To test for overlay attacks you need to check the app for usage of certain APIs and attributed typically used to protect against overlay attacks as well as check the Android version that app is targeting.
To mitigate these attacks please carefully read the general guidelines about Android View security in the Android Developer Documentation. For instance, the so-called touch filtering is a common defense against tapjacking, which contributes to safeguarding users against these vulnerabilities, usually in combination with other techniques and considerations as we introduce in this section.
To start your static analysis you can check the app for the following methods and attributes (non-exhaustive list):
onFilterTouchEventForSecurityfor more fine-grained control and to implement a custom security policy for views.
- Set the layout attribute
android:filterTouchesWhenObscuredto true or call
- Check FLAG_WINDOW_IS_OBSCURED (since API level 9) or FLAG_WINDOW_IS_PARTIALLY_OBSCURED (starting on API level 29).
Some attributes might affect the app as a whole, while others can be applied to specific components. The latter would be the case when, for example, there is a business need to specifically allow overlays while wanting to protect sensitive input UI elements. The developers might also take additional precautions to confirm the user's actual intent which might be legitimate and tell it apart from a potential attack.
As a final note, always remember to properly check the API level that app is targeting and the implications that this has. For instance, Android 8.0 (API level 26) introduced changes to apps requiring
SYSTEM_ALERT_WINDOW ("draw on top"). From this API level on, apps using
TYPE_APPLICATION_OVERLAY will be always shown above other windows having other types such as

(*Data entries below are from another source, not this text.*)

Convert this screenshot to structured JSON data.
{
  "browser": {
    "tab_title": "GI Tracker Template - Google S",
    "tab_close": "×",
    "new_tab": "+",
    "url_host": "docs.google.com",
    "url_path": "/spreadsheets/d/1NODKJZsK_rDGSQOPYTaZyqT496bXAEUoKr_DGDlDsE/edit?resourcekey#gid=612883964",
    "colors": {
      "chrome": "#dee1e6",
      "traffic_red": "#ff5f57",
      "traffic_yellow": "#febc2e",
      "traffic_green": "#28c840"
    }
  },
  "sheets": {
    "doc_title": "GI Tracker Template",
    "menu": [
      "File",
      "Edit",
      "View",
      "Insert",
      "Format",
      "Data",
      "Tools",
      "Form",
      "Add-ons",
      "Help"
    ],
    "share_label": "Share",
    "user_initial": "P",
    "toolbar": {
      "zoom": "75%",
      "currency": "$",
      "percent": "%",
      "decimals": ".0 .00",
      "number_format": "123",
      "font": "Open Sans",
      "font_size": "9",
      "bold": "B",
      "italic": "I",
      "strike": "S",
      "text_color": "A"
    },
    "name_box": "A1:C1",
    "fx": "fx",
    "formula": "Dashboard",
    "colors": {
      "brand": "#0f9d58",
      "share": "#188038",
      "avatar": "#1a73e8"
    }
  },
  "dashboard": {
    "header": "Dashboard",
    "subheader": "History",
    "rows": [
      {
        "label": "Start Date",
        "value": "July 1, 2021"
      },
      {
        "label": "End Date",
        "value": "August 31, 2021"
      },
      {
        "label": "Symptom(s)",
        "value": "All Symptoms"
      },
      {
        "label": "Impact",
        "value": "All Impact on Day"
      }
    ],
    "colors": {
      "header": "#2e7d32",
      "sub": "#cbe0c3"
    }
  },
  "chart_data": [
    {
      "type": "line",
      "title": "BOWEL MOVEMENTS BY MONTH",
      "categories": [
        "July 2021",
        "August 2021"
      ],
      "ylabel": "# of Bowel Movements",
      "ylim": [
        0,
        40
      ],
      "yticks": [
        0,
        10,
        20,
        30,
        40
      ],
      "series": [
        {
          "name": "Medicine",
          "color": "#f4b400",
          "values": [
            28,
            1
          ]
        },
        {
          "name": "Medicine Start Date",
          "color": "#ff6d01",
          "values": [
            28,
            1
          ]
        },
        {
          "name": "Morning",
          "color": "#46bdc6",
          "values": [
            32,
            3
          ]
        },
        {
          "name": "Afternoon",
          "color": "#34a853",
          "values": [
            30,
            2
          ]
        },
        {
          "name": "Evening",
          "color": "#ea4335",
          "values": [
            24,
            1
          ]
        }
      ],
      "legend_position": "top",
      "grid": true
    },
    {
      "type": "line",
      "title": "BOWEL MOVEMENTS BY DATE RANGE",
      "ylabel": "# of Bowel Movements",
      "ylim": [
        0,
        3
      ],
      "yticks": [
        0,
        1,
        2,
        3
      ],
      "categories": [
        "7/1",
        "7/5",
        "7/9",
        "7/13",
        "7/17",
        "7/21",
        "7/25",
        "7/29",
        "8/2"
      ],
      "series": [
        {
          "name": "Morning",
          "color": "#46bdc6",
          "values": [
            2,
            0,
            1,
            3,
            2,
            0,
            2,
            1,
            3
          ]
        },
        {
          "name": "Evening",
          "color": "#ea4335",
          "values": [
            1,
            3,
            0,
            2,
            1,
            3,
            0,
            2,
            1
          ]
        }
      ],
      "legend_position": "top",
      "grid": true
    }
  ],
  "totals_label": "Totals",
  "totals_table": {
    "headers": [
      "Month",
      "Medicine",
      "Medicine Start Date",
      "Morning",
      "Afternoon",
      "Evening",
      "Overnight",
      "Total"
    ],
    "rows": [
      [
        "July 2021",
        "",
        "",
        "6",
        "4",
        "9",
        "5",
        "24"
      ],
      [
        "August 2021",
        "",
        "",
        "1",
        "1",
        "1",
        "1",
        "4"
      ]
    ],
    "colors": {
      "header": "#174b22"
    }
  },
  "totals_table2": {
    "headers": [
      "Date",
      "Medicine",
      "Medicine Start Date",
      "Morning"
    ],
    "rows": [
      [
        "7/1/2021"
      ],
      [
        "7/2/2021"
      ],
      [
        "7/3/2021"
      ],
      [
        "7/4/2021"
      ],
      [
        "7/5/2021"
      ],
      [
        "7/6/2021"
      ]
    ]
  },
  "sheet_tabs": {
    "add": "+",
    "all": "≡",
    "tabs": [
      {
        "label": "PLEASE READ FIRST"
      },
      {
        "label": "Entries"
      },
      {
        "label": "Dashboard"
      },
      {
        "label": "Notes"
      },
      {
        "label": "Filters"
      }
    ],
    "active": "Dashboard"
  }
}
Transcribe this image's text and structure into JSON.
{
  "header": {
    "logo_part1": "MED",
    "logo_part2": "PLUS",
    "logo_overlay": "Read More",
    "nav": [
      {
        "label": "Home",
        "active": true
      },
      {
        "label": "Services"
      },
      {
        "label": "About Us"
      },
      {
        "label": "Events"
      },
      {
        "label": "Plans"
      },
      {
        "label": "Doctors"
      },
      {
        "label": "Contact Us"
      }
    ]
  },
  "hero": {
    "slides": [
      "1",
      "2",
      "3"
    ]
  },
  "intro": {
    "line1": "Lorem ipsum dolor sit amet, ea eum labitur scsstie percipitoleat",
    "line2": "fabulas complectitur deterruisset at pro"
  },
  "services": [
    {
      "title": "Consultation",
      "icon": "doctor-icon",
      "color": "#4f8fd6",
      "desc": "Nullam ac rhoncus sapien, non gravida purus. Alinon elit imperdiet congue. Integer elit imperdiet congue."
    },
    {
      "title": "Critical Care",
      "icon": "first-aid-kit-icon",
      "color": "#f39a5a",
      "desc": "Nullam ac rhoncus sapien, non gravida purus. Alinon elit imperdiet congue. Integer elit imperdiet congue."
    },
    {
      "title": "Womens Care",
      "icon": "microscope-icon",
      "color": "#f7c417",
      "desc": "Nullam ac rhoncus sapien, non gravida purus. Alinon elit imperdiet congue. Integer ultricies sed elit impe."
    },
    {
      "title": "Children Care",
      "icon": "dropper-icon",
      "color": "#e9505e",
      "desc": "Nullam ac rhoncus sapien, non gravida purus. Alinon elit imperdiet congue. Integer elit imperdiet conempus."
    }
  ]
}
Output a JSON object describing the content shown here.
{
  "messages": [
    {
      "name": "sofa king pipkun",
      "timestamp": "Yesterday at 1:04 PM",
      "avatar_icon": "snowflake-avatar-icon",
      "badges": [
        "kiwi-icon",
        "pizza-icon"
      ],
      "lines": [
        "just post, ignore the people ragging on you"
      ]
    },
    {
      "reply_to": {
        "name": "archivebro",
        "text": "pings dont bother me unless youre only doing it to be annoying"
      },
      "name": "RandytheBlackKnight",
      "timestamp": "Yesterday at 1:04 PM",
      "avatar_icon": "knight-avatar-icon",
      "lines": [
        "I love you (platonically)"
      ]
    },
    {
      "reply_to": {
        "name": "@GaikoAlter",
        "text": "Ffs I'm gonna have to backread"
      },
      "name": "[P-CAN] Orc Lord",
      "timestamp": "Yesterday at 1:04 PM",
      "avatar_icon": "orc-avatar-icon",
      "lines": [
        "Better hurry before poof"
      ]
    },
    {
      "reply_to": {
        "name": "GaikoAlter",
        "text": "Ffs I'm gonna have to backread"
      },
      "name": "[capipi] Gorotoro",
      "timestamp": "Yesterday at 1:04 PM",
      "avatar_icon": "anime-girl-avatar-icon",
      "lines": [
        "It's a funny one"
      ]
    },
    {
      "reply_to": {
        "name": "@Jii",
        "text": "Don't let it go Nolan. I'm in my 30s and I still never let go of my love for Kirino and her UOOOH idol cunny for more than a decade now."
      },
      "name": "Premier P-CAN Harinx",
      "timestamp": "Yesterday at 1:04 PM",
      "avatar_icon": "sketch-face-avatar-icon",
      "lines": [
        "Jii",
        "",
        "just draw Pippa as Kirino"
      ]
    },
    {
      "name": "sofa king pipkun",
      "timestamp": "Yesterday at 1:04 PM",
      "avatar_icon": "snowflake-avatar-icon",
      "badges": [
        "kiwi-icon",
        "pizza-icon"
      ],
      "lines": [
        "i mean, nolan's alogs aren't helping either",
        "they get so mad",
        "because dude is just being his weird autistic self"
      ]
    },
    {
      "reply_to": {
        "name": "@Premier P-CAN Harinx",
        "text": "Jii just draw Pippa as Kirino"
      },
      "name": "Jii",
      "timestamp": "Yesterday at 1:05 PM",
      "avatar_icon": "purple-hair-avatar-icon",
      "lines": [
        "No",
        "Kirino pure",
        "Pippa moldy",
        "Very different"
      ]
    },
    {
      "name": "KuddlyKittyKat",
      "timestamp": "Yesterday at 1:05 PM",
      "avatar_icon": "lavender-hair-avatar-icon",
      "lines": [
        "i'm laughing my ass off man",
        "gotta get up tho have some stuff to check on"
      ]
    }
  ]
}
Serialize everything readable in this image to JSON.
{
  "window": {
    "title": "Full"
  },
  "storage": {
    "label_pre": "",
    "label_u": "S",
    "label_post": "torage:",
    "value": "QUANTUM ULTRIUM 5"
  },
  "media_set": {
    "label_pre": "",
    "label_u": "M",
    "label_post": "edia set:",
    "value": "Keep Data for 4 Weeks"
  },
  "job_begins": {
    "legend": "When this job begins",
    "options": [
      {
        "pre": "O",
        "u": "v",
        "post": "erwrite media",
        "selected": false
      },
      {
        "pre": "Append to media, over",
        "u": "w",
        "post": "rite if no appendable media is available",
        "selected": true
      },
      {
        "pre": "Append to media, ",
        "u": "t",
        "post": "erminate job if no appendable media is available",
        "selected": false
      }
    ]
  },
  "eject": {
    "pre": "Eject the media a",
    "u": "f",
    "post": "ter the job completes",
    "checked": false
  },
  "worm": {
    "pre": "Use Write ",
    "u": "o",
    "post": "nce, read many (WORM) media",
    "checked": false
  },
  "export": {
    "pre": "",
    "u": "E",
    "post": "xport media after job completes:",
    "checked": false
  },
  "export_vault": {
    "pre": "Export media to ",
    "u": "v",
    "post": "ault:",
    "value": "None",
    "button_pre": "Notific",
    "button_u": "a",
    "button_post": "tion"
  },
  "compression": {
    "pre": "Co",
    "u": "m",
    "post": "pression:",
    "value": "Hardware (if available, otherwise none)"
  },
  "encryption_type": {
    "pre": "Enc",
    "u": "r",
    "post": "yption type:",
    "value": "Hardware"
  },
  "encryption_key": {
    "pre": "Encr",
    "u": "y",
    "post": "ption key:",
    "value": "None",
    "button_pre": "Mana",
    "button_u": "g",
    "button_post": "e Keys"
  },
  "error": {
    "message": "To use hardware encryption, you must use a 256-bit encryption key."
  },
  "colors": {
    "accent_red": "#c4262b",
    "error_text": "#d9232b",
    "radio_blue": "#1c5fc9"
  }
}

TYPE_SYSTEM_ALERT. You can use this information to ensure that no overlay attacks may occur at least for this app in this concrete Android version.
Abusing this kind of vulnerability on a dynamic manner can be pretty challenging and very specialized as it closely depends on the target Android version. For instance, for versions up to Android 7.0 (API level 24) you can use the following APKs as a proof of concept to identify the existence of the vulnerabilities.
- Tapjacking POC: This APK creates a simple overlay which sits on top of the testing application.
- Invisible Keyboard: This APK creates multiple overlays on the keyboard to capture keystrokes. This is one of the exploit demonstrated in Cloak and Dagger attacks.